>> Two other shorter featurettes are "Capital Beat" (8 minutes), which includes interviews with real-life political "consultants", who helped put a true-to-life political face on the series. And "Sheet Music" (6 minutes), which talks about the show's music.
>> 4 Deleted Scenes (total run time of just over 5 minutes). These scenes can be accessed individually, or played back-to-back via a "Play All" selection.
>> "Gag Order" -- A three-minute gag reel of bloopers and assorted oddball on-set happenings. There are a couple really funny screw-ups presented here. But this is way too short. It leaves you yearning for more. But -- it's fun while it lasts.
>> "The West Wing Suite" -- This is a montage of some scenes from Season 1 of "The West Wing", with appropriate musical accompaniment. But I'm not entirely sure what purpose this bonus is supposed to serve here. It's nice, I guess, as a kind of "trailer" for Season One. It has a running time of just under 2 minutes.
>> "Off The Record" -- This bonus segment (of 3.5 minutes duration) is a collection of outtakes from the four featurettes/documentaries on the DVD.
>> Easter Egg -- There's a nifty little 2.5-minute "Egg" hidden on Disc 4 (the "Special Features" only disc). It highlights "Manny: Head Of Security", who is in charge of keeping people off the West Wing set when scenes are being filmed. This is a really fun Easter Egg, which also shows West Wing actor Richard Schiff having fun with "Manny" while riding around aimlessly on the studio lot in a golf cart-like vehicle. Kind of neat.
You access the "Egg" by hitting your remote's Left Arrow key followed immediately by the Right Arrow key from any of the eight Special Features Menu choices on Disc #4. After performing this "Left then Right Arrow" combination you'll see a "Star" come on the screen. Pressing "Enter" or "Play" with the star on the Menu screen will access the "Manny" Easter Egg.
Overall, it's a pretty satisfying batch of supplements offered up for this boxed set. But, in the end, this DVD collection would have been worth the price even if the 4th disc of bonus materials was excluded altogether.
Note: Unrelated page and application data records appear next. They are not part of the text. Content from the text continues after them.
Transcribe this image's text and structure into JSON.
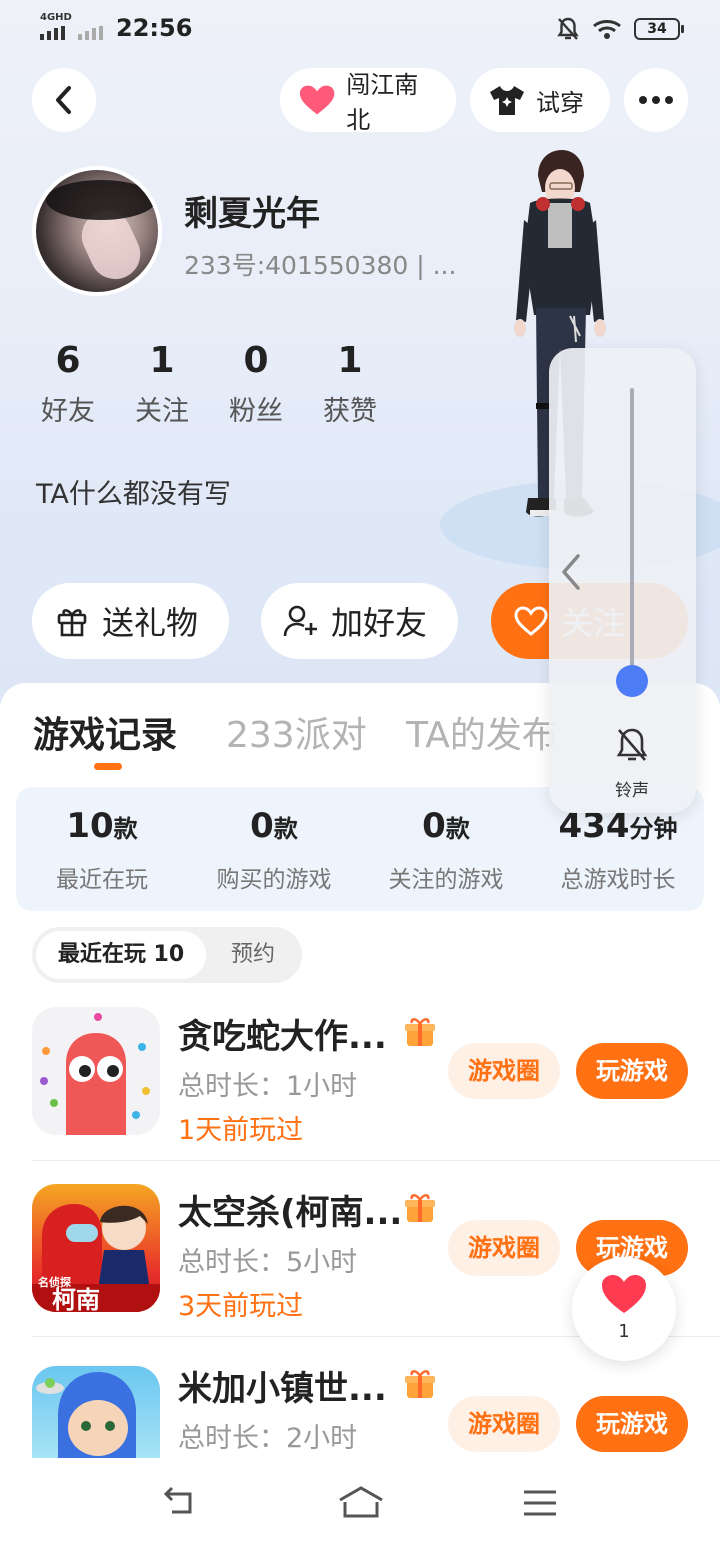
{
  "status_bar": {
    "network": "4GHD",
    "time": "22:56",
    "battery": "34"
  },
  "header": {
    "tag_label": "闯江南北",
    "try_on_label": "试穿"
  },
  "profile": {
    "nickname": "剩夏光年",
    "uid": "233号:401550380 | ...",
    "stats": [
      {
        "value": "6",
        "label": "好友"
      },
      {
        "value": "1",
        "label": "关注"
      },
      {
        "value": "0",
        "label": "粉丝"
      },
      {
        "value": "1",
        "label": "获赞"
      }
    ],
    "bio": "TA什么都没有写"
  },
  "actions": {
    "gift": "送礼物",
    "add_friend": "加好友",
    "follow": "关注"
  },
  "tabs": [
    "游戏记录",
    "233派对",
    "TA的发布"
  ],
  "summary": [
    {
      "value": "10",
      "unit": "款",
      "label": "最近在玩"
    },
    {
      "value": "0",
      "unit": "款",
      "label": "购买的游戏"
    },
    {
      "value": "0",
      "unit": "款",
      "label": "关注的游戏"
    },
    {
      "value": "434",
      "unit": "分钟",
      "label": "总游戏时长"
    }
  ],
  "filters": {
    "recent": "最近在玩 10",
    "reserve": "预约"
  },
  "games": [
    {
      "name": "贪吃蛇大作...",
      "duration": "总时长：1小时",
      "last_played": "1天前玩过",
      "circle": "游戏圈",
      "play": "玩游戏"
    },
    {
      "name": "太空杀(柯南...",
      "duration": "总时长：5小时",
      "last_played": "3天前玩过",
      "circle": "游戏圈",
      "play": "玩游戏"
    },
    {
      "name": "米加小镇世...",
      "duration": "总时长：2小时",
      "last_played": "",
      "circle": "游戏圈",
      "play": "玩游戏"
    }
  ],
  "icon_texts": {
    "conan_badge": "名侦探",
    "conan_title": "柯南"
  },
  "volume_overlay": {
    "label": "铃声",
    "level": 0.08
  },
  "like_float": {
    "count": "1"
  },
  "colors": {
    "accent": "#ff7112",
    "volume_knob": "#4d7cf7"
  },
  "icons": [
    "back-icon",
    "heart-icon",
    "shirt-icon",
    "more-icon",
    "gift-icon",
    "add-user-icon",
    "bell-mute-icon",
    "nav-back-icon",
    "nav-home-icon",
    "nav-menu-icon"
  ]
}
For it's the twenty-two magnificent episodes themselves that are truly the stars here.
on June 12, 2004
I had only seen perhaps one show, about a year ago (to catch Danica McKellar's character), before I bought the first season.
I must say this was a pleasant surprise. Well-written by Aaron Sorkin, who also wrote two Rob Reiner films "A Few Good Men" and "The American President", the depth of the political and social subject matter is very good.
As most people know, the series has garnered many Emmy awards. I believe one was for episode #10 "In Excelsis Deo", in which a homeless vet dies overnight on a park bench wearing the coat Toby (Richard Schiff) donated to the Goodwill. This deeply unnerves Toby, who is determined that "no one in the US should be left behind". In a later scene, Toby is trying to arrange to have the man buried at Arlington national cemetery with an honor guard. President Bartlet (Martin Sheen) at first is against it and asks..."Toby, if we start pulling strings like this for everybody, you don't think every homeless veteran will come out of the woodwork?" Toby replies "I can only hope, sir."
There is humor in the series as well. In one funny scene, the president had taken some medication for his bad back, and was higher than a kite. "You mean you're not supposed to take them both?"
I've just finished season two...waiting for season three.